King County Executive Dow Constantine and District Court Judge Corinna Harn formally open newly-renovated space at Maleng Regional Justice Center in Kent. The renovations are expected to qualify for LEED Platinum green building certification.
King County Executive Dow Constantine, District Court Chief Presiding Judge Corinna Harn, and other local leaders today formally opened newly-renovated space in the courts building at the Maleng Regional Justice Center in Kent. An $8.2 million remodeling project delivered five new courtrooms and associated support space for King County District Court, as well as a new security screening area and a reconfigured rotunda. The renovated area is expected to qualify for LEED Platinum certification for building improvements.
"Thanks to these renovations, the Maleng Regional Justice Center is now more customer-friendly, more jury-friendly, more secure, and more efficient," said Executive Constantine. "These operational improvements will help us live up to the legacy of the beloved public servant after whom this facility is named."
"With the opening of the five District Courtrooms and the District Court Clerk's office at the Maleng Regional Justice Center, King County has enhanced the vision and mission of providing a full-service regional justice center for south King County," Judge Harn said. "This highly functional and efficient facility is the culmination of thousands of hours of hard work and many partnerships both within King County and across jurisdictions, especially with the City of Kent. It brings sufficient courtrooms to handle the district court workload in south King County for the first time in more than ten years."
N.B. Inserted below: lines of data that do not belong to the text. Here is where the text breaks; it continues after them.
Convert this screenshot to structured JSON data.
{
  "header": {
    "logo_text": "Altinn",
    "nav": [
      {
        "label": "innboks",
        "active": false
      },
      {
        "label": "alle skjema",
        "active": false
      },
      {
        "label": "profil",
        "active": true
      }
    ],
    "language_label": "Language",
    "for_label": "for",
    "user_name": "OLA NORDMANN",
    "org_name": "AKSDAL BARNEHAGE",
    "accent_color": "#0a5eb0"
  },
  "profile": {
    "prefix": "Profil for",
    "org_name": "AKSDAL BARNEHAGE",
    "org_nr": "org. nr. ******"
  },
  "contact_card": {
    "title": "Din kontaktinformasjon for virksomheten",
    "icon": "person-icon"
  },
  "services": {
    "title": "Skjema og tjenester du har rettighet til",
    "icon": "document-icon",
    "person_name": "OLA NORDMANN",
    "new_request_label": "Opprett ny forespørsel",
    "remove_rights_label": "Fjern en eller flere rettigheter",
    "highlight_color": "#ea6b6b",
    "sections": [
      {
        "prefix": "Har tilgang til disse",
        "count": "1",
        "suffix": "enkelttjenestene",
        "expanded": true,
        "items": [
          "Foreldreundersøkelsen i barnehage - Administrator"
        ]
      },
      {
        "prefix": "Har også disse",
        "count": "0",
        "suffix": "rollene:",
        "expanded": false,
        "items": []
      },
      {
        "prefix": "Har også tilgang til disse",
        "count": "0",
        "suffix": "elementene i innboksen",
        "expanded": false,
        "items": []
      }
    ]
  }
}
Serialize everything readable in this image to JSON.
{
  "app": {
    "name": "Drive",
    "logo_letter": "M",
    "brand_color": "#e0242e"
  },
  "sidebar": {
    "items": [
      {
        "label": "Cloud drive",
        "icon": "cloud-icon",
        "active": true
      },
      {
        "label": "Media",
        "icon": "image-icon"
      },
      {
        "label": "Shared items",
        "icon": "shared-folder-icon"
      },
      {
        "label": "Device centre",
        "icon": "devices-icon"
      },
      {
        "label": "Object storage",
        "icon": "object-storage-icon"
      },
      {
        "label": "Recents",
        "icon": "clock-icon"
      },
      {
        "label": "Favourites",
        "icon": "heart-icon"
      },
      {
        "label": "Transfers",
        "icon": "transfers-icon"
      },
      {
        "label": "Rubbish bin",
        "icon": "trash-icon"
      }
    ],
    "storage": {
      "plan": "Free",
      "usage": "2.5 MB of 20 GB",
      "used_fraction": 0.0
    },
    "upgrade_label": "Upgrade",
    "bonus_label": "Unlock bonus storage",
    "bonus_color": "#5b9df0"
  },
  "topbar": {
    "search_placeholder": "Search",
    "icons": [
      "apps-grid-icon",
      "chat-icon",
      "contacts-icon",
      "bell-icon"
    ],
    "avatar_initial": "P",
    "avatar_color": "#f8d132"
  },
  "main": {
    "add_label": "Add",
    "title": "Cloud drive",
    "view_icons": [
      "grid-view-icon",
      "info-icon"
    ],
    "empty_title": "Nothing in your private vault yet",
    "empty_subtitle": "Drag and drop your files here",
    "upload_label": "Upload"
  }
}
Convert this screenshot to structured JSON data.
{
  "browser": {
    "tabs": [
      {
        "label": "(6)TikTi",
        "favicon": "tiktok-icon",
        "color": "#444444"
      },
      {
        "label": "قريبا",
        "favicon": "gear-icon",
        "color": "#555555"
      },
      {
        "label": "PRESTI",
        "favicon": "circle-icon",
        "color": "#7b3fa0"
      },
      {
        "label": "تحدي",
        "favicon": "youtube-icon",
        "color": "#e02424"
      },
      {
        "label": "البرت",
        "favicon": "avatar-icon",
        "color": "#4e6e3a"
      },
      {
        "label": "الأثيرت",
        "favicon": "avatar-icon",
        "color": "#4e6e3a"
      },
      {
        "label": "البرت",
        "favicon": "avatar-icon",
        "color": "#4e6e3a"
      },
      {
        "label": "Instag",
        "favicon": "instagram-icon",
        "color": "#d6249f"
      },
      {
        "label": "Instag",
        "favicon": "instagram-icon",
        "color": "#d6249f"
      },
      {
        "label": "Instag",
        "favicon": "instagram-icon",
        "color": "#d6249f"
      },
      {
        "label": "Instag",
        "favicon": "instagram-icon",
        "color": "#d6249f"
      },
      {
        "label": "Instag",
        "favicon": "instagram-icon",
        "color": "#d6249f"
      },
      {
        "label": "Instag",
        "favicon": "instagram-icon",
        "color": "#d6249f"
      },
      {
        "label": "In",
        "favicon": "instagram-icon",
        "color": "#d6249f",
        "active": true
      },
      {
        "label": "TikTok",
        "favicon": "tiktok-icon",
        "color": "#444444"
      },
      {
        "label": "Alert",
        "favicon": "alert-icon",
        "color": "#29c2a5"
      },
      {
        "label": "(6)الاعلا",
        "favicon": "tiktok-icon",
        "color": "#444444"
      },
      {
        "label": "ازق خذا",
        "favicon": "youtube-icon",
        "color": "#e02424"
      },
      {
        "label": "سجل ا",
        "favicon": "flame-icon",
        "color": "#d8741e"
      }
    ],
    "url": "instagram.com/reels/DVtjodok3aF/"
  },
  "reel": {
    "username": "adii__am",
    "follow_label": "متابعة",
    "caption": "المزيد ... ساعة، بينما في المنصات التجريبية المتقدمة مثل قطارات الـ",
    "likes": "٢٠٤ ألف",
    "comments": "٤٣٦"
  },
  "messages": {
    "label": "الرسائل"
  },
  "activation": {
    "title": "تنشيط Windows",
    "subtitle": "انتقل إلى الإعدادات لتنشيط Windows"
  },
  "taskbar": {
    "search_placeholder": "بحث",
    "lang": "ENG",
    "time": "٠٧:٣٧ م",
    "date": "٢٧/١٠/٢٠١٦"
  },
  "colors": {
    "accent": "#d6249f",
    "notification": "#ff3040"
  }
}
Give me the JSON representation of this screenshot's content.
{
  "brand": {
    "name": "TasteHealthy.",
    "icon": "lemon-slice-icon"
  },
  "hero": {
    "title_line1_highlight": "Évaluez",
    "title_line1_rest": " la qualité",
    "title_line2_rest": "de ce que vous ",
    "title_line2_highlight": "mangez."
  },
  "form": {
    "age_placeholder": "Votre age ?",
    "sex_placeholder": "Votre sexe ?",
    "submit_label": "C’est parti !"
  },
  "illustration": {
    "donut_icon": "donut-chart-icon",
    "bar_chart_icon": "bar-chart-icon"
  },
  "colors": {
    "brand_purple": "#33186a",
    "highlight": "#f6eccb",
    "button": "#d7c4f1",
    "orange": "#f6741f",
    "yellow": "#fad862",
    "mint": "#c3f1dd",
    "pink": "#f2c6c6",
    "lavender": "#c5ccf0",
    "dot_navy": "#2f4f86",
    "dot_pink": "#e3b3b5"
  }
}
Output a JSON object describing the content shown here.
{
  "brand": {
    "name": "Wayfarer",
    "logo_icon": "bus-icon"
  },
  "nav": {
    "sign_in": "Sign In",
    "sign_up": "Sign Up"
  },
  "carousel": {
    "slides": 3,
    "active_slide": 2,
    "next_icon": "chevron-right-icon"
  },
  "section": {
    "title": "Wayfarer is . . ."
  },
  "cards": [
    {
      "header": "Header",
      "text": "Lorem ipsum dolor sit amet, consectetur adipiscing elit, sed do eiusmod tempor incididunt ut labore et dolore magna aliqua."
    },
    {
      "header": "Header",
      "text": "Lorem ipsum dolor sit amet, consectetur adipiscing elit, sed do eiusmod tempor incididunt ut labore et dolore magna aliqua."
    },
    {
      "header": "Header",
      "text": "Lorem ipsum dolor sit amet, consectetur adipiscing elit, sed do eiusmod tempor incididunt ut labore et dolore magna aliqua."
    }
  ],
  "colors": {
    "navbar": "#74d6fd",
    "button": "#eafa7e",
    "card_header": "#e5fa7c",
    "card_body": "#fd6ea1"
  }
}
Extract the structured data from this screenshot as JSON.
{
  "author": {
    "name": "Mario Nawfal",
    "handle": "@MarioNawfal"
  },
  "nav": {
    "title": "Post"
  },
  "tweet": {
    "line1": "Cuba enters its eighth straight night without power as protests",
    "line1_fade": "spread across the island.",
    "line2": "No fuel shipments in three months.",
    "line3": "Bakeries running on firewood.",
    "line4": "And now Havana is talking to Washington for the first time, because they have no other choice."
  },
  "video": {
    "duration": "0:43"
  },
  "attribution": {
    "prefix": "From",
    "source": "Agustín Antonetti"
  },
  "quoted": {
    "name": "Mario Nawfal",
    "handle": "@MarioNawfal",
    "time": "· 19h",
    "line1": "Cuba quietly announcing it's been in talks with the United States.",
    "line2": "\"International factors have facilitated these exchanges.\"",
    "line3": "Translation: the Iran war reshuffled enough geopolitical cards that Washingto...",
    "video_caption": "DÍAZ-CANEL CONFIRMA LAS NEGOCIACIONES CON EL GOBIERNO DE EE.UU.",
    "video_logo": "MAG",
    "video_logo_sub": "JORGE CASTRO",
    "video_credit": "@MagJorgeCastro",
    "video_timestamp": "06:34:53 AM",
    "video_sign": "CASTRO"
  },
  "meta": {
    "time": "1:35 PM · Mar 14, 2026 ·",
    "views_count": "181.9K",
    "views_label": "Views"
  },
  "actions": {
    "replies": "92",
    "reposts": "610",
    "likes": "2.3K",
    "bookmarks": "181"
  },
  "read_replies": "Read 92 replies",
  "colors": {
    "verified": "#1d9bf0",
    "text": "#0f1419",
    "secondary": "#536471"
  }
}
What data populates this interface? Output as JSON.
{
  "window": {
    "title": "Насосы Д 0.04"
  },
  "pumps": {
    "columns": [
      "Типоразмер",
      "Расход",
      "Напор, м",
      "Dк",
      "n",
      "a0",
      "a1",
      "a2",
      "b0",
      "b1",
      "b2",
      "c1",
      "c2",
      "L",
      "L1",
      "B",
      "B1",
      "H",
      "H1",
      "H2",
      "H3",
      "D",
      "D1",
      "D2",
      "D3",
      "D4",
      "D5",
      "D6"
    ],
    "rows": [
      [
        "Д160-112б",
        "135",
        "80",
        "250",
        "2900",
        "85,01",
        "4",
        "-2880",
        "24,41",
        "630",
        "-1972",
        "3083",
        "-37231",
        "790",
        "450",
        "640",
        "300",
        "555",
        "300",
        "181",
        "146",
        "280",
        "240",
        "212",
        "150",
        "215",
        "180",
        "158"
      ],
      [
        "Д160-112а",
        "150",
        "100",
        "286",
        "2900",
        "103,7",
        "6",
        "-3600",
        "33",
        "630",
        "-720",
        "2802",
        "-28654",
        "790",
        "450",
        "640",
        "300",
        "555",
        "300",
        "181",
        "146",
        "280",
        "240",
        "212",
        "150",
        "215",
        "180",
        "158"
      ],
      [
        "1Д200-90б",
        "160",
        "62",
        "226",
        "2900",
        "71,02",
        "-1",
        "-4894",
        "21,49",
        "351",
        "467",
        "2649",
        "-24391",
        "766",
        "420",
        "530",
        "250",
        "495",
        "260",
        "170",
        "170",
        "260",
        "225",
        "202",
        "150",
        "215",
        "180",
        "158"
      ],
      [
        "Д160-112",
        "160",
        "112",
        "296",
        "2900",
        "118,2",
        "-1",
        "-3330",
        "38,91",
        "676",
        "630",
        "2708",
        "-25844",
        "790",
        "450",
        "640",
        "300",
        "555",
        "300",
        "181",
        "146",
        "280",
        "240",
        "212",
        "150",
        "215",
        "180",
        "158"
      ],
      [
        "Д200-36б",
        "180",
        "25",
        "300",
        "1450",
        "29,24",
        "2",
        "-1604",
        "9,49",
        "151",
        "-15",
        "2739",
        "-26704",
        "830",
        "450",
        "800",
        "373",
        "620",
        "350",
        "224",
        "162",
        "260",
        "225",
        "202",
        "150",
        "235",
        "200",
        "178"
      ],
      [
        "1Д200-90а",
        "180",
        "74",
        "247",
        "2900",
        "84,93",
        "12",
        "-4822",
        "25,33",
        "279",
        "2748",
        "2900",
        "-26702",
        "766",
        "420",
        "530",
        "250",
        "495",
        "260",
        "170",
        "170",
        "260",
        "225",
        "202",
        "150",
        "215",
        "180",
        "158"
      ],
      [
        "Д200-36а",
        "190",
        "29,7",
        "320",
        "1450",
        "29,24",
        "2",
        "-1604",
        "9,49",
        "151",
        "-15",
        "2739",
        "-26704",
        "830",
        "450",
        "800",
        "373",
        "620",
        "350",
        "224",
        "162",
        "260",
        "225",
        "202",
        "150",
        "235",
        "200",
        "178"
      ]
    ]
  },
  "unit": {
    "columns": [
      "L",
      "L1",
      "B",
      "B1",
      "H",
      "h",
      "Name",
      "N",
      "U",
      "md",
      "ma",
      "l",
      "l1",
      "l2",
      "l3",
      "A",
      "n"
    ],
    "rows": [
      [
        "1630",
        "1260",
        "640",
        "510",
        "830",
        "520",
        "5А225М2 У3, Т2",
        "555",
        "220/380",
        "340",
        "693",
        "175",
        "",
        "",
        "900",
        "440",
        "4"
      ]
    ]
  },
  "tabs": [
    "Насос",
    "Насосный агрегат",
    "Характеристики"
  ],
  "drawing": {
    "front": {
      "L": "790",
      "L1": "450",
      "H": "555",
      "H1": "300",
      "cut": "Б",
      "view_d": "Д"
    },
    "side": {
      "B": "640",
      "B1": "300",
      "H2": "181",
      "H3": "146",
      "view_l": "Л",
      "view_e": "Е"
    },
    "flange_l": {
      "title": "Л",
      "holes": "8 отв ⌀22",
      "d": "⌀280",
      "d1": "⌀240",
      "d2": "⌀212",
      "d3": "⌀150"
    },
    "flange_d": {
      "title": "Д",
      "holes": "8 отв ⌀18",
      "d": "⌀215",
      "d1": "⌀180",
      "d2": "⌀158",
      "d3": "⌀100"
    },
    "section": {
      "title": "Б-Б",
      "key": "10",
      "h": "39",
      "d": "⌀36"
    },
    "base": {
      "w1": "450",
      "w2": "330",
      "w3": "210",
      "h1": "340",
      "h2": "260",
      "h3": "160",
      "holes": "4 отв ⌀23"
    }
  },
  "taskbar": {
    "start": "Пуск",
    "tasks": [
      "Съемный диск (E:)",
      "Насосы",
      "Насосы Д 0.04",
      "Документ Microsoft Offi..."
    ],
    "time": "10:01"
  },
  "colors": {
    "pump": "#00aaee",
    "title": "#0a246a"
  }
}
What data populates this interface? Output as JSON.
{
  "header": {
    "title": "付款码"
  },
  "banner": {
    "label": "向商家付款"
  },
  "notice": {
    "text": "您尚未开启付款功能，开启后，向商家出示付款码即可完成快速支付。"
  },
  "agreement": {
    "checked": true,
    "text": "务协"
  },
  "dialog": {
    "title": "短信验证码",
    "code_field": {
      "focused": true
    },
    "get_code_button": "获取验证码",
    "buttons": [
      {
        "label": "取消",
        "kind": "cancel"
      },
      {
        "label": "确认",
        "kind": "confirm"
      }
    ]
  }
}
The improvements made in the new District Court area of the building make it the first "courthouse" in King County eligible for LEED Platinum status. LEED Platinum is the highest possible certification offered by the U.S. Green Building Council. 95 percent of demolition and construction debris generated by the remodeling was diverted from the waste stream, saving landfill space and money on disposal fees. In addition, the newly-renovated space will use 35 percent less energy through a combination of enhancements, including all-LED lighting in courtrooms and offices. Like the rest of the justice center complex, the remodeled area uses 100 percent renewable sources of electricity.
Other improvements to the Maleng Regional Justice Center (MRJC) courts building include better-functioning space for marshals, prosecutors, public defenders, and others who use the facility. The project also enhanced the MRJC rotunda by moving the security screening station to the rear of the courts building, nearer to the parking garage. For visitors with disabilities, the project created additional accessible parking spaces in the garage. Finally, two pieces of public art were moved to new locations within the courts building, giving them more prominence.
In addition to District Court and Superior Court operations, the MRJC courts building houses the King County Law Library, Superior Court's Jon and Bobbe Bridge Child Care Center, a King County Community Service Center, family law facilitators, and Housing and Justice Project clinics.
To learn more about King County District Court operations, visit www.kingcounty.gov/DistrictCourt.